What you have to do:
Print the records below verbatim.

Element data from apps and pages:
-*-*-

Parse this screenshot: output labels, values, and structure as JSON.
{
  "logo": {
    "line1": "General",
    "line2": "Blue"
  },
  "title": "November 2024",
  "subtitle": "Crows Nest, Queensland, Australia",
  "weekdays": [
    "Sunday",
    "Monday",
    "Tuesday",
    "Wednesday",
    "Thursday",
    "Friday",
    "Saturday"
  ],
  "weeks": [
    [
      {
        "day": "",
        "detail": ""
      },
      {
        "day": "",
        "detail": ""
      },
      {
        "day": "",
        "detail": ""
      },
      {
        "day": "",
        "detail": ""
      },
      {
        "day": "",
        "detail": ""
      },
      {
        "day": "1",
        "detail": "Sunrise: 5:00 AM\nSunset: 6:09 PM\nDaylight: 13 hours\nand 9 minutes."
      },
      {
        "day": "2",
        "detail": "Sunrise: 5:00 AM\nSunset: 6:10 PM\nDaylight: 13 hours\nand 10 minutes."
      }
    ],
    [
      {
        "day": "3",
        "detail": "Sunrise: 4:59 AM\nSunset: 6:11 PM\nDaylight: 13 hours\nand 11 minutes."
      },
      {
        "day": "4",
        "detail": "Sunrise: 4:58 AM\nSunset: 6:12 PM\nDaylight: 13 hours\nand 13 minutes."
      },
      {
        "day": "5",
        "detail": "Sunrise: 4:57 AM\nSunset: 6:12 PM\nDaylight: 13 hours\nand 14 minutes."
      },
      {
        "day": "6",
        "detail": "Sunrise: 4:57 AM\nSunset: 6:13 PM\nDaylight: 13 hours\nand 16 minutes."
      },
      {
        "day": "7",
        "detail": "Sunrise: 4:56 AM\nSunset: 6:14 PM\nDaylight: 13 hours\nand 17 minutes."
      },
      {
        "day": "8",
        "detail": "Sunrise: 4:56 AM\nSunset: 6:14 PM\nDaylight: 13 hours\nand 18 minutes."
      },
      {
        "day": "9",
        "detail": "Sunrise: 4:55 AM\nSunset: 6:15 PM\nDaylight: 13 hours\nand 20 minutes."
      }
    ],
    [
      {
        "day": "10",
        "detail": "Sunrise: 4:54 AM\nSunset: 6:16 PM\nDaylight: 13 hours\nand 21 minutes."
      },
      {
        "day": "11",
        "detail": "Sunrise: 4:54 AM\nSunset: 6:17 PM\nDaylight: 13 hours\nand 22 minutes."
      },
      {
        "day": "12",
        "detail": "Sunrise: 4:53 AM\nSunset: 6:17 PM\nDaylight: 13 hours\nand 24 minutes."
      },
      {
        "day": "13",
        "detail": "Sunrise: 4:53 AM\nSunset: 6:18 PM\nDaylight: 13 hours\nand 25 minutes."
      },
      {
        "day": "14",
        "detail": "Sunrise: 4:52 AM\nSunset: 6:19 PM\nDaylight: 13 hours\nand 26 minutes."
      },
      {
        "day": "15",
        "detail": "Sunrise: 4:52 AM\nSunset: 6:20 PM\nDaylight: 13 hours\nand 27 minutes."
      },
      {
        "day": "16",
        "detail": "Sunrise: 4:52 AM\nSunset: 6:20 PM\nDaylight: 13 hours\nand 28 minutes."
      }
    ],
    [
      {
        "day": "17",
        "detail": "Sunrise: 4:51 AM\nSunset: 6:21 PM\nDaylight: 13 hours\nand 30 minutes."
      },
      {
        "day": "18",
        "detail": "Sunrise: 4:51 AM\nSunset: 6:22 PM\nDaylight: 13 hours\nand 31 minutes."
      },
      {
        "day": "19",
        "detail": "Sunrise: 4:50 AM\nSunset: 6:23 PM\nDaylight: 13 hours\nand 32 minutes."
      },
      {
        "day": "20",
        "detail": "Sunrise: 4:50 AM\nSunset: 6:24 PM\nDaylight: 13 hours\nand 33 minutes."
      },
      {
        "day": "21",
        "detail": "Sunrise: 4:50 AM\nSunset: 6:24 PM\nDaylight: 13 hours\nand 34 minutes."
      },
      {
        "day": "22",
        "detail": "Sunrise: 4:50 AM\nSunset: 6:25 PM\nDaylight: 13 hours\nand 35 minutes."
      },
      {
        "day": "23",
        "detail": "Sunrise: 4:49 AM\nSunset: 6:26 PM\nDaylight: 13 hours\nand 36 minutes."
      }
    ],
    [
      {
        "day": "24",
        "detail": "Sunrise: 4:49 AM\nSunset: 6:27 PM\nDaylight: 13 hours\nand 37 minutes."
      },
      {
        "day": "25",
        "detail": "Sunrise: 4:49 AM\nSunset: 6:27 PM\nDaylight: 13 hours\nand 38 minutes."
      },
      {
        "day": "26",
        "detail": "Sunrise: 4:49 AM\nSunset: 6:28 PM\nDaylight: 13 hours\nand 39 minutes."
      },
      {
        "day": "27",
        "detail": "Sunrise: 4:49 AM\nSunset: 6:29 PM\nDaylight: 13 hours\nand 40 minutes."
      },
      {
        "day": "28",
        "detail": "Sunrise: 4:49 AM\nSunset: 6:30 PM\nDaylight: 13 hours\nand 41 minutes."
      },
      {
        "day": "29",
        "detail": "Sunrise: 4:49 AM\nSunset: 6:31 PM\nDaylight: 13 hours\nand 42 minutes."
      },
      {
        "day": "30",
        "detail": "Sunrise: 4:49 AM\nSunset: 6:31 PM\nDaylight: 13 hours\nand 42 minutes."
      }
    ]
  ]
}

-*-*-

Answer area:
Parse this screenshot: output labels, values, and structure as JSON.
{
  "logo": {
    "line1": "General",
    "line2": "Blue"
  },
  "title": "November 2024",
  "subtitle": "Crows Nest, Queensland, Australia",
  "weekdays": [
    "Sunday",
    "Monday",
    "Tuesday",
    "Wednesday",
    "Thursday",
    "Friday",
    "Saturday"
  ],
  "weeks": [
    [
      {
        "day": "",
        "detail": ""
      },
      {
        "day": "",
        "detail": ""
      },
      {
        "day": "",
        "detail": ""
      },
      {
        "day": "",
        "detail": ""
      },
      {
        "day": "",
        "detail": ""
      },
      {
        "day": "1",
        "detail": "Sunrise: 5:00 AM\nSunset: 6:09 PM\nDaylight: 13 hours\nand 9 minutes."
      },
      {
        "day": "2",
        "detail": "Sunrise: 5:00 AM\nSunset: 6:10 PM\nDaylight: 13 hours\nand 10 minutes."
      }
    ],
    [
      {
        "day": "3",
        "detail": "Sunrise: 4:59 AM\nSunset: 6:11 PM\nDaylight: 13 hours\nand 11 minutes."
      },
      {
        "day": "4",
        "detail": "Sunrise: 4:58 AM\nSunset: 6:12 PM\nDaylight: 13 hours\nand 13 minutes."
      },
      {
        "day": "5",
        "detail": "Sunrise: 4:57 AM\nSunset: 6:12 PM\nDaylight: 13 hours\nand 14 minutes."
      },
      {
        "day": "6",
        "detail": "Sunrise: 4:57 AM\nSunset: 6:13 PM\nDaylight: 13 hours\nand 16 minutes."
      },
      {
        "day": "7",
        "detail": "Sunrise: 4:56 AM\nSunset: 6:14 PM\nDaylight: 13 hours\nand 17 minutes."
      },
      {
        "day": "8",
        "detail": "Sunrise: 4:56 AM\nSunset: 6:14 PM\nDaylight: 13 hours\nand 18 minutes."
      },
      {
        "day": "9",
        "detail": "Sunrise: 4:55 AM\nSunset: 6:15 PM\nDaylight: 13 hours\nand 20 minutes."
      }
    ],
    [
      {
        "day": "10",
        "detail": "Sunrise: 4:54 AM\nSunset: 6:16 PM\nDaylight: 13 hours\nand 21 minutes."
      },
      {
        "day": "11",
        "detail": "Sunrise: 4:54 AM\nSunset: 6:17 PM\nDaylight: 13 hours\nand 22 minutes."
      },
      {
        "day": "12",
        "detail": "Sunrise: 4:53 AM\nSunset: 6:17 PM\nDaylight: 13 hours\nand 24 minutes."
      },
      {
        "day": "13",
        "detail": "Sunrise: 4:53 AM\nSunset: 6:18 PM\nDaylight: 13 hours\nand 25 minutes."
      },
      {
        "day": "14",
        "detail": "Sunrise: 4:52 AM\nSunset: 6:19 PM\nDaylight: 13 hours\nand 26 minutes."
      },
      {
        "day": "15",
        "detail": "Sunrise: 4:52 AM\nSunset: 6:20 PM\nDaylight: 13 hours\nand 27 minutes."
      },
      {
        "day": "16",
        "detail": "Sunrise: 4:52 AM\nSunset: 6:20 PM\nDaylight: 13 hours\nand 28 minutes."
      }
    ],
    [
      {
        "day": "17",
        "detail": "Sunrise: 4:51 AM\nSunset: 6:21 PM\nDaylight: 13 hours\nand 30 minutes."
      },
      {
        "day": "18",
        "detail": "Sunrise: 4:51 AM\nSunset: 6:22 PM\nDaylight: 13 hours\nand 31 minutes."
      },
      {
        "day": "19",
        "detail": "Sunrise: 4:50 AM\nSunset: 6:23 PM\nDaylight: 13 hours\nand 32 minutes."
      },
      {
        "day": "20",
        "detail": "Sunrise: 4:50 AM\nSunset: 6:24 PM\nDaylight: 13 hours\nand 33 minutes."
      },
      {
        "day": "21",
        "detail": "Sunrise: 4:50 AM\nSunset: 6:24 PM\nDaylight: 13 hours\nand 34 minutes."
      },
      {
        "day": "22",
        "detail": "Sunrise: 4:50 AM\nSunset: 6:25 PM\nDaylight: 13 hours\nand 35 minutes."
      },
      {
        "day": "23",
        "detail": "Sunrise: 4:49 AM\nSunset: 6:26 PM\nDaylight: 13 hours\nand 36 minutes."
      }
    ],
    [
      {
        "day": "24",
        "detail": "Sunrise: 4:49 AM\nSunset: 6:27 PM\nDaylight: 13 hours\nand 37 minutes."
      },
      {
        "day": "25",
        "detail": "Sunrise: 4:49 AM\nSunset: 6:27 PM\nDaylight: 13 hours\nand 38 minutes."
      },
      {
        "day": "26",
        "detail": "Sunrise: 4:49 AM\nSunset: 6:28 PM\nDaylight: 13 hours\nand 39 minutes."
      },
      {
        "day": "27",
        "detail": "Sunrise: 4:49 AM\nSunset: 6:29 PM\nDaylight: 13 hours\nand 40 minutes."
      },
      {
        "day": "28",
        "detail": "Sunrise: 4:49 AM\nSunset: 6:30 PM\nDaylight: 13 hours\nand 41 minutes."
      },
      {
        "day": "29",
        "detail": "Sunrise: 4:49 AM\nSunset: 6:31 PM\nDaylight: 13 hours\nand 42 minutes."
      },
      {
        "day": "30",
        "detail": "Sunrise: 4:49 AM\nSunset: 6:31 PM\nDaylight: 13 hours\nand 42 minutes."
      }
    ]
  ]
}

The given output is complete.